World Space Week 2021 - 7 Points to Understand

Updated: Feb 8

Since 1999, at the initiative of the United Nations General Assembly, World Space Week has been held from 4 to 10 October, defined as "an international celebration of science and technology and their contribution to improving the human condition". This year the theme of the event is the role of women in the space sector.

The start and end dates of the World Week were chosen based on two important events in the history of Space: the launch of the first man-made Earth satellite, Sputnik 1 (4 October 1957) and the entry into force of the Outer Space Treaty (10 October 1967) regulating the exploration and use of celestial bodies.

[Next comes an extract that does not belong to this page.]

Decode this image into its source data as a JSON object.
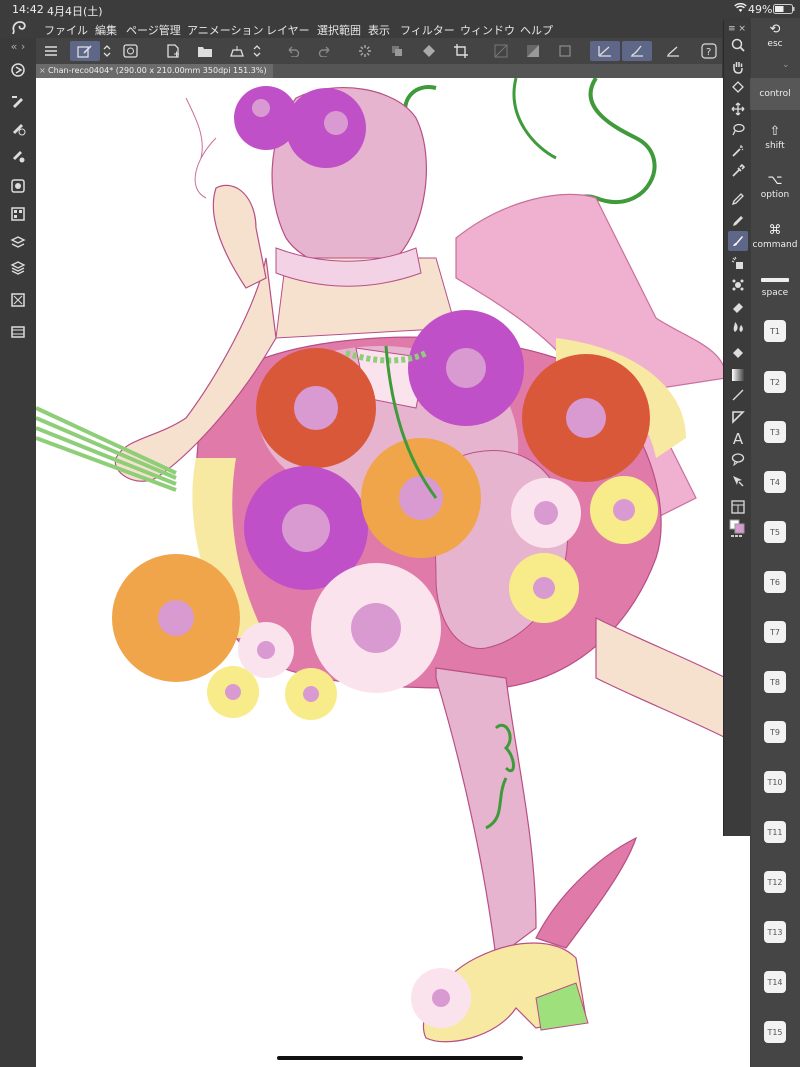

Our Research Centre, through its analysts, wants to give a contribution focused on the prospects of space exploration (from new lunar missions to space tourism, passing through mining on celestial bodies) and its consequences (space debris, first of all). Enjoy!

1. To the Moon and beyond: Mars is waiting for us

(by Giorgio Cardile)


Moon, 384 thousand km average distance from Earth. Mars, 54.6 million km (minimum distance). Today, ambitious missions such as the Artemis Program promise to lay the foundations for human presence in these two celestial bodies so far away, starting with our satellite. Starting with the release of scientific materials via missions without human personnel, we will later see missions with astronauts helping to create refueling stations that use the ice on the surface and in regolith, of which the Moon is completely covered. 3D printing and exploitation of in situ resources will be essential to ensure the success and expansion of the first outposts (here the various phases of the Artemis Program).

Once a self-sustaining base is established on the Moon, it will be much more feasible to launch manned missions to Red Planet, which is still too far away for economically viable missions as large as Artemis. The next decade is sure to be very exciting!

2. Towards the ocean of stars: space tourism

(by Giorgio Cardile)

turismo spaziale

Since entrepreneur Dennis Tito paid $20 million for an 8-day stay at the International Space Station in 2001, the space tourism industry has advanced greatly. The idea of being able to get close, albeit imperceptibly, to the ocean of stars above us sends a shiver down the spine of virtually anyone. In order to make it economically accessible to those who are not eccentric super billionaires (see the